What to produce :: Across the data below, how many lines have the word "Copilot" in them? Give the number and nothing else.

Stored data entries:
----------------

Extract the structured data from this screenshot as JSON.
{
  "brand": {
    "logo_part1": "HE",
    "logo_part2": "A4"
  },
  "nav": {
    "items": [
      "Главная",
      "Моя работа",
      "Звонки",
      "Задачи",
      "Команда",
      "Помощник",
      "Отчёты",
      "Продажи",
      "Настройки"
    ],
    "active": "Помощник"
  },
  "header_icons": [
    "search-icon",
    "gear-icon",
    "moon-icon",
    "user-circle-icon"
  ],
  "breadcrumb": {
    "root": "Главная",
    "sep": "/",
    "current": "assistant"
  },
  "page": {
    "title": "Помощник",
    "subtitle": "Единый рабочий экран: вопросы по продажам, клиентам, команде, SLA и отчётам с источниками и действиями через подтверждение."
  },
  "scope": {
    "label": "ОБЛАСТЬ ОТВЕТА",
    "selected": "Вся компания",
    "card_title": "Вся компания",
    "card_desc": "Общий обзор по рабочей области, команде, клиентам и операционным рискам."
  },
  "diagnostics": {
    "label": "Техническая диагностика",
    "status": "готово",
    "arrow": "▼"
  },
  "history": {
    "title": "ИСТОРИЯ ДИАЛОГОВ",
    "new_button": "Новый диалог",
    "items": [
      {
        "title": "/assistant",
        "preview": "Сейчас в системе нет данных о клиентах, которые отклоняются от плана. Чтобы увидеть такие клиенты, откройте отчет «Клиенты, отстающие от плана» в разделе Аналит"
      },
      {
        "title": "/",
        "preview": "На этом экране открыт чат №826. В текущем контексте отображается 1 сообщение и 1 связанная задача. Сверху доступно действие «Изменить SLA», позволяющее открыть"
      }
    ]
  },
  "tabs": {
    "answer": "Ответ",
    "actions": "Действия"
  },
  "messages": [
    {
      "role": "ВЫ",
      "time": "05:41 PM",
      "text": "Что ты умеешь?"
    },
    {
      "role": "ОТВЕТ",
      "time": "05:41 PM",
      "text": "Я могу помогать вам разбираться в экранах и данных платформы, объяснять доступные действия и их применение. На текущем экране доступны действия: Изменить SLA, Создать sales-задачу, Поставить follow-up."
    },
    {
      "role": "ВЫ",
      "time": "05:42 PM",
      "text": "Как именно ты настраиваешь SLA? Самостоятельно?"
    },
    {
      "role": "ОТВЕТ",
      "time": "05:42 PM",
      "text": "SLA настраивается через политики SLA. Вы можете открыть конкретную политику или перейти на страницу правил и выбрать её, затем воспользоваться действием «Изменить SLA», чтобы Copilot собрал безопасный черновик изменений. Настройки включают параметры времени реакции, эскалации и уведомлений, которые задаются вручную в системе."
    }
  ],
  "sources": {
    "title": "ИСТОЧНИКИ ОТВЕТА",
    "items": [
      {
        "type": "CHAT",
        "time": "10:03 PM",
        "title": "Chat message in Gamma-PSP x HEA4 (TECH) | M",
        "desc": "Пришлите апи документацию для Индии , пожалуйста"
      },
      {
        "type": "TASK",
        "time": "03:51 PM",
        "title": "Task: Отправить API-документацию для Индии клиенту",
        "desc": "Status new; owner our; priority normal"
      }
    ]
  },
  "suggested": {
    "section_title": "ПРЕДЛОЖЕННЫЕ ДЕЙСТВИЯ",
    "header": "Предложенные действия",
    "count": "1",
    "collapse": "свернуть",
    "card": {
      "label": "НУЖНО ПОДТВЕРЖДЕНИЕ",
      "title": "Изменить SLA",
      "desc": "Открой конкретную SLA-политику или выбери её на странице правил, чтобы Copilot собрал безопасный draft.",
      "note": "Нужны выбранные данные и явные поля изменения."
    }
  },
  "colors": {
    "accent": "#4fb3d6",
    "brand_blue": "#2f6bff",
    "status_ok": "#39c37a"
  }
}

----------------

Response area :: 2